"""

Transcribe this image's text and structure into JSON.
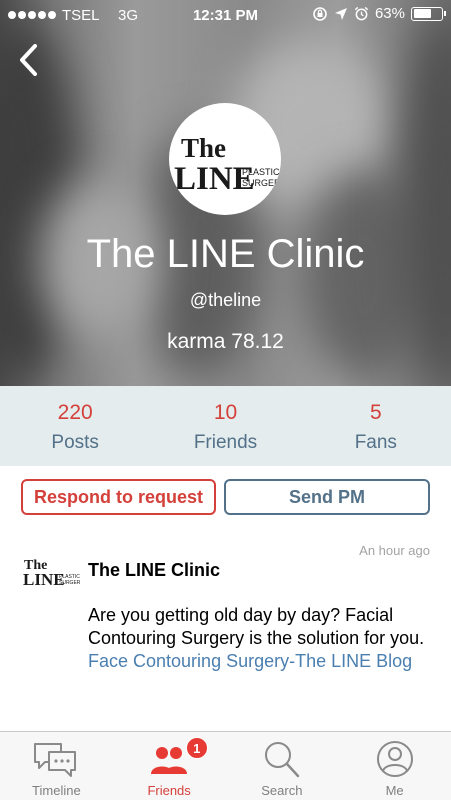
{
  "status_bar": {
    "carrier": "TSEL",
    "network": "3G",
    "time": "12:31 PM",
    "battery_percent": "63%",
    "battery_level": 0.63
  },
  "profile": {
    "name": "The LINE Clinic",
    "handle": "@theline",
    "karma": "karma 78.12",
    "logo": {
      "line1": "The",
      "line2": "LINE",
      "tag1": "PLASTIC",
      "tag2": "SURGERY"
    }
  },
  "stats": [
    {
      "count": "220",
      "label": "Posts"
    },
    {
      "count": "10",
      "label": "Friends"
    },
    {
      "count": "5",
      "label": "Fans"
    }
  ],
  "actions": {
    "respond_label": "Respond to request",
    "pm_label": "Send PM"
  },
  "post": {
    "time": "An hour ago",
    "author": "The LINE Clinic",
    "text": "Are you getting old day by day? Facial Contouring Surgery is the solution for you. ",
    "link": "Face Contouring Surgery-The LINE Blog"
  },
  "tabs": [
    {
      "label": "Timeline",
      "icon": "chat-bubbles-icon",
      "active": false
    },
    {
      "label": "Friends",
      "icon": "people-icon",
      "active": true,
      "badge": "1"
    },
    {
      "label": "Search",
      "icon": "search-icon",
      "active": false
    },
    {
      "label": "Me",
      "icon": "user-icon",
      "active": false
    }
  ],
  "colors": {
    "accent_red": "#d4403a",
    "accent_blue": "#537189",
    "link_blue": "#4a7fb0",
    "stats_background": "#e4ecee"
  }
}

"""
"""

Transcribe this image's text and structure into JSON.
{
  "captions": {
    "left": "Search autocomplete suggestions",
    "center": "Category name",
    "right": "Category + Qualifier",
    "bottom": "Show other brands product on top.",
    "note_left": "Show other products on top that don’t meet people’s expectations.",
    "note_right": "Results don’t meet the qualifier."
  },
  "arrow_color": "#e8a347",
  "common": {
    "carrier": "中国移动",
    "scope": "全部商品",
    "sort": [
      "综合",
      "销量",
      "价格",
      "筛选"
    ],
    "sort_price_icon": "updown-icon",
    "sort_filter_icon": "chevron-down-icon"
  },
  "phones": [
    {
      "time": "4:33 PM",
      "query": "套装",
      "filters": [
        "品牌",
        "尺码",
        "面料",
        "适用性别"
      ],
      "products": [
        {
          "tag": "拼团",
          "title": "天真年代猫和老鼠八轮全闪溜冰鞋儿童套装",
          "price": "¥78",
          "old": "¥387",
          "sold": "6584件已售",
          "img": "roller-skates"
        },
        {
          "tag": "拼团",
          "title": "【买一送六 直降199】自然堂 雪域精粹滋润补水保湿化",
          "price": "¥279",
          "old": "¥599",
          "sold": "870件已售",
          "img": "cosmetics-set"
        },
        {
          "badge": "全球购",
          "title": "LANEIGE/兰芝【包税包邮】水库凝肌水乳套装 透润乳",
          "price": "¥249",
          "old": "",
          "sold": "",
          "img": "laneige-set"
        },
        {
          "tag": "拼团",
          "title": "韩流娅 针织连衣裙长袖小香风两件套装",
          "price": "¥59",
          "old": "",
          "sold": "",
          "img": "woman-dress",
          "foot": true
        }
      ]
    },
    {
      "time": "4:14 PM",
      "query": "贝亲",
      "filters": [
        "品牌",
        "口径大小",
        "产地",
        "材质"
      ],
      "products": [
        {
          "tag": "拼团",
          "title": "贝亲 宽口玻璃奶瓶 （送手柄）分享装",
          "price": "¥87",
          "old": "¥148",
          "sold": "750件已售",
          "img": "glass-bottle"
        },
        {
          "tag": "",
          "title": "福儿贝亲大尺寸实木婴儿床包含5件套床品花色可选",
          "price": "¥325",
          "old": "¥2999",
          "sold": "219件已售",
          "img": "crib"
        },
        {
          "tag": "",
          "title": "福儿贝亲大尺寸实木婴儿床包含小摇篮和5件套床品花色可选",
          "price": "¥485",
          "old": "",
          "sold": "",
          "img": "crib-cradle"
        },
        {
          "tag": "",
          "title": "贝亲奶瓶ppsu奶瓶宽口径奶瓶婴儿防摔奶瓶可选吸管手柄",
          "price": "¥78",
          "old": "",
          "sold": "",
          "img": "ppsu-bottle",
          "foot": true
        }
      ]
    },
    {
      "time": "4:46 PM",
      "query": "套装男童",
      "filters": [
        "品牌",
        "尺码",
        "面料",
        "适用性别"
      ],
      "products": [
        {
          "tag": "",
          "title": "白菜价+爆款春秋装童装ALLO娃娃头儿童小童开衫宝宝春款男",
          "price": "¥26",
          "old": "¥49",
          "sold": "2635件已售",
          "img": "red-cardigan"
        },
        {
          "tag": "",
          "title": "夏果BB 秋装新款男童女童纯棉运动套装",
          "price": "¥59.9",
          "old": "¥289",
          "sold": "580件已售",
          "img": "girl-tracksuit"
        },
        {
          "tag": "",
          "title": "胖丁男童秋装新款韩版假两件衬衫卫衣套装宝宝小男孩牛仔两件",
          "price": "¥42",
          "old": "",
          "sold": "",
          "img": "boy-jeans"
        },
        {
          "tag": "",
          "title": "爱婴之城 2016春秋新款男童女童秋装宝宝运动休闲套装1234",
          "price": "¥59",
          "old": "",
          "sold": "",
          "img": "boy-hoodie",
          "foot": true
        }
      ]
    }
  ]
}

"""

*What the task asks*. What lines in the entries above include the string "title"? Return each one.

*Result of the exercise*.
          "title": "天真年代猫和老鼠八轮全闪溜冰鞋儿童套装",
          "title": "【买一送六 直降199】自然堂 雪域精粹滋润补水保湿化",
          "title": "LANEIGE/兰芝【包税包邮】水库凝肌水乳套装 透润乳",
          "title": "韩流娅 针织连衣裙长袖小香风两件套装",
          "title": "贝亲 宽口玻璃奶瓶 （送手柄）分享装",
          "title": "福儿贝亲大尺寸实木婴儿床包含5件套床品花色可选",
          "title": "福儿贝亲大尺寸实木婴儿床包含小摇篮和5件套床品花色可选",
          "title": "贝亲奶瓶ppsu奶瓶宽口径奶瓶婴儿防摔奶瓶可选吸管手柄",
          "title": "白菜价+爆款春秋装童装ALLO娃娃头儿童小童开衫宝宝春款男",
          "title": "夏果BB 秋装新款男童女童纯棉运动套装",
          "title": "胖丁男童秋装新款韩版假两件衬衫卫衣套装宝宝小男孩牛仔两件",
          "title": "爱婴之城 2016春秋新款男童女童秋装宝宝运动休闲套装1234",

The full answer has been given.